Segment Start: RECORD EXTRACTS
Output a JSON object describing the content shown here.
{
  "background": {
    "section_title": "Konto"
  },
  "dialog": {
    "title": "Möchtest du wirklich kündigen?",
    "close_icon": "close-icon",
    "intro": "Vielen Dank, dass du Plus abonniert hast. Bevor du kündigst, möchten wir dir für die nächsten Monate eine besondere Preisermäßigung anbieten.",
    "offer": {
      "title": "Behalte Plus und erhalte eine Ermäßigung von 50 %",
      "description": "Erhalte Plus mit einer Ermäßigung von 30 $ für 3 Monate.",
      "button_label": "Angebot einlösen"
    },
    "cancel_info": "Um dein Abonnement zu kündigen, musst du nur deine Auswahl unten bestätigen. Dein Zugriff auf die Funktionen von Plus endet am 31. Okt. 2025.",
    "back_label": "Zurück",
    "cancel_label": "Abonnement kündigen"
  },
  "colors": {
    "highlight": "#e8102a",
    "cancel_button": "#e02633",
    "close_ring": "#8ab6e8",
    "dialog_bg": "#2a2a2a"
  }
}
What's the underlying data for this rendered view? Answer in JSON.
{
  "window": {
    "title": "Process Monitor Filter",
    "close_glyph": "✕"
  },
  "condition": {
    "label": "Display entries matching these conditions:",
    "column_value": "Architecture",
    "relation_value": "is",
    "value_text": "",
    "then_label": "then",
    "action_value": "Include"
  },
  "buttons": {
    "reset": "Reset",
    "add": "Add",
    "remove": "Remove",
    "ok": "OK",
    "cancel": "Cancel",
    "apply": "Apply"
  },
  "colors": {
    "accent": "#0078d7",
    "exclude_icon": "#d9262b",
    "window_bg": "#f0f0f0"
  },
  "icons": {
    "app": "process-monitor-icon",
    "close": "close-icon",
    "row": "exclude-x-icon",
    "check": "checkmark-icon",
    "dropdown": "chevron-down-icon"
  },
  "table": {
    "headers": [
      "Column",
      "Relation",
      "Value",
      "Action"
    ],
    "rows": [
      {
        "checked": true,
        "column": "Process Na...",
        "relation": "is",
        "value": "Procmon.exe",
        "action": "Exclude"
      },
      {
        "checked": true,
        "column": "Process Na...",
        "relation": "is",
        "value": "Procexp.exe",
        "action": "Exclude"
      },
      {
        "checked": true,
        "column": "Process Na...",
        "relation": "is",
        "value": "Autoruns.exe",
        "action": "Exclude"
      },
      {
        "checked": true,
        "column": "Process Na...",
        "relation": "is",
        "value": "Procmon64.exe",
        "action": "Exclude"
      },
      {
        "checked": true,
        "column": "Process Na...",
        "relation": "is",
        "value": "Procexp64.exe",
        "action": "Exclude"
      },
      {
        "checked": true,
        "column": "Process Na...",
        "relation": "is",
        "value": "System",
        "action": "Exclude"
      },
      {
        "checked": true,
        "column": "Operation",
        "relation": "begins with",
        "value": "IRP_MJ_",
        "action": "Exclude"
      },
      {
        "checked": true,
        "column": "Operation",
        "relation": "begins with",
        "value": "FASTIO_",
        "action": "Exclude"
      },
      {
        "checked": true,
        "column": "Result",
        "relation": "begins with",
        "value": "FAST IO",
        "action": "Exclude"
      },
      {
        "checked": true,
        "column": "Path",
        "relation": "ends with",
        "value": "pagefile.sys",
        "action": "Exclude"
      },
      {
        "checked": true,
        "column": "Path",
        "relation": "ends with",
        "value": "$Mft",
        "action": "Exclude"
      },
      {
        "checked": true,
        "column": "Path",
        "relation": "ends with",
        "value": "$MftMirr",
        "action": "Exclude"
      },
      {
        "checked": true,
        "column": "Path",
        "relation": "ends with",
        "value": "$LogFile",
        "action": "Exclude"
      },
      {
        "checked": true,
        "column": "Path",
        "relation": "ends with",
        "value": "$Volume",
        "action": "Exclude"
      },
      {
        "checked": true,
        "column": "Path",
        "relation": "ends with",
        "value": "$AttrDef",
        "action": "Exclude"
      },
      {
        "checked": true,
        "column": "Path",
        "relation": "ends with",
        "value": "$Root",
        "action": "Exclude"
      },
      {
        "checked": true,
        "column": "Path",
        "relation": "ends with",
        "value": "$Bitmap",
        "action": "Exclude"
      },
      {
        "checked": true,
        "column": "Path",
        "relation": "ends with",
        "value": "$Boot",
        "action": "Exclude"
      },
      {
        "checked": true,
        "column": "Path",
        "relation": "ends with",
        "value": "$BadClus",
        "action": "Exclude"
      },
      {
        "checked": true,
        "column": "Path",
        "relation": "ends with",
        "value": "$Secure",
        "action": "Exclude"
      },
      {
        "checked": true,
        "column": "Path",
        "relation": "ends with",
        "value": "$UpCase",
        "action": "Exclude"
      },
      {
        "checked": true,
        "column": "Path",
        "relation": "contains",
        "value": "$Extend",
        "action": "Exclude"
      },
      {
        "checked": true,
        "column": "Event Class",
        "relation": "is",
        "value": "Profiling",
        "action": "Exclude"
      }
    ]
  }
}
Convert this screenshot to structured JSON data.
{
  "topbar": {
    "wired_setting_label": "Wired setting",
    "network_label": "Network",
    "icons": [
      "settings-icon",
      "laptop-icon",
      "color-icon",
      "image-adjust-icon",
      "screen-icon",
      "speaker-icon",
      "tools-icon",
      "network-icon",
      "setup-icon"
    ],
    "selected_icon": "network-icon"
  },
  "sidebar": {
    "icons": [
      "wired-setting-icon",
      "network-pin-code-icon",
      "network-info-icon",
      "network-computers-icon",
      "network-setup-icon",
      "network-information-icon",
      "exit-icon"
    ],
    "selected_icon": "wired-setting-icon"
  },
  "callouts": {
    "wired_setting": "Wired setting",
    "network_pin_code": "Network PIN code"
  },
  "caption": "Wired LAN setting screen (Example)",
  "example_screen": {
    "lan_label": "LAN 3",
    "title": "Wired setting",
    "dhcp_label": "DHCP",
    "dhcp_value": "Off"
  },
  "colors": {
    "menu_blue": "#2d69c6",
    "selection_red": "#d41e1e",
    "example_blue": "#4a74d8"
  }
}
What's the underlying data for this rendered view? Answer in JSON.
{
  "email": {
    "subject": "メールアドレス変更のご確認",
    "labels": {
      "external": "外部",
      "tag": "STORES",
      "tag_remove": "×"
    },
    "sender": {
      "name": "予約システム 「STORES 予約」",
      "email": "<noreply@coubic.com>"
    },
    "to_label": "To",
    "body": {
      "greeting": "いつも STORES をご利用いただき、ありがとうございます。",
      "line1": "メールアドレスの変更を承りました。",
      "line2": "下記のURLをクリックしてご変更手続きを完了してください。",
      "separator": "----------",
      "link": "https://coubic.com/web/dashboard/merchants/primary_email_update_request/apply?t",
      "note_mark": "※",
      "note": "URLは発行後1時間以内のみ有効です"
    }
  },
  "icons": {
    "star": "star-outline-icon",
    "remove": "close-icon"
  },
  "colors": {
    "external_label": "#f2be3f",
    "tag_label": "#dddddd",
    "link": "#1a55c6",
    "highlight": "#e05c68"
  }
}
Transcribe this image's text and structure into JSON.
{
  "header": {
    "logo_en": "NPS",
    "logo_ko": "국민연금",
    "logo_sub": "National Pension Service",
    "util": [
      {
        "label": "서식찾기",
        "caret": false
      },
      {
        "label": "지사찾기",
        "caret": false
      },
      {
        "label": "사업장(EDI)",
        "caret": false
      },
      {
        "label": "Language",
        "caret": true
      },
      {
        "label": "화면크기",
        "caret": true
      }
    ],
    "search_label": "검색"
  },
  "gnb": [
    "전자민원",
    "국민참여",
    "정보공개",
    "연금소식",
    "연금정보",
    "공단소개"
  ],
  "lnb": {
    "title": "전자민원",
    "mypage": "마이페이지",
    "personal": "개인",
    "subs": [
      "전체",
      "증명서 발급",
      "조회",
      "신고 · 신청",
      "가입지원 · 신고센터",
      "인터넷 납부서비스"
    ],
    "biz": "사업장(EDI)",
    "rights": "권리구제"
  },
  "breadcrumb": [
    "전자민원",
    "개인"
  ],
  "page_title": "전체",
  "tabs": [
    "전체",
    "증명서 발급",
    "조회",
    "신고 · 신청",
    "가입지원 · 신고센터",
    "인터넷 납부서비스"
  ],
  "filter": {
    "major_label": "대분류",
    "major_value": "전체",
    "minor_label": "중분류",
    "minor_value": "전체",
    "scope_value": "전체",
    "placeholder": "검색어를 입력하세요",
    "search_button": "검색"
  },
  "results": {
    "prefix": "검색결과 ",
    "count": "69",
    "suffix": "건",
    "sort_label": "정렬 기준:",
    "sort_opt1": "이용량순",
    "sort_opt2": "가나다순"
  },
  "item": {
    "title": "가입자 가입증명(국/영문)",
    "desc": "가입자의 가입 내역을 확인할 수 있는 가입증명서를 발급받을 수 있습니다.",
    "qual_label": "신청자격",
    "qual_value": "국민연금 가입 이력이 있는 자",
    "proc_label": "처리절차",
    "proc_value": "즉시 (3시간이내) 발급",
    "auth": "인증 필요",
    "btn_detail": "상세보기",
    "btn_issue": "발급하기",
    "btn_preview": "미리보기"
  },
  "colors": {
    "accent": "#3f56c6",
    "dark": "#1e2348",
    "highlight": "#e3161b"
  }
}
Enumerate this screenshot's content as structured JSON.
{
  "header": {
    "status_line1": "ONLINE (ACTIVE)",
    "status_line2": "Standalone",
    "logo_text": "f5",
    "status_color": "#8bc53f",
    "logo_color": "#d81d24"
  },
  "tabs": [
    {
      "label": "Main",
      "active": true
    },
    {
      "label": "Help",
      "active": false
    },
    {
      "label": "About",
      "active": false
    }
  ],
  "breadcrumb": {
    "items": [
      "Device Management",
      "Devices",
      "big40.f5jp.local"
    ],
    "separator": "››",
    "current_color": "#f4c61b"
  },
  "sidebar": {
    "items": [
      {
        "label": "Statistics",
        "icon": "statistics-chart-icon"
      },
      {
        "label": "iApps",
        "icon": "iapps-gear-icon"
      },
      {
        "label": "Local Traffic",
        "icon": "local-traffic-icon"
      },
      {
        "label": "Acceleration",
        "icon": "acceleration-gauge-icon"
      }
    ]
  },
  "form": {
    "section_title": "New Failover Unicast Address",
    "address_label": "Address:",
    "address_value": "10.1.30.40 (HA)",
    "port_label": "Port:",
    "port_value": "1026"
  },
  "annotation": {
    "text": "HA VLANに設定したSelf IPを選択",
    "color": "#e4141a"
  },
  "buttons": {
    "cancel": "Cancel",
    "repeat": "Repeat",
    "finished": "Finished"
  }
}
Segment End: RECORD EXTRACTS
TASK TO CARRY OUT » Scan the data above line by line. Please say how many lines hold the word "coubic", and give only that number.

THE COMPLETED TASK » 2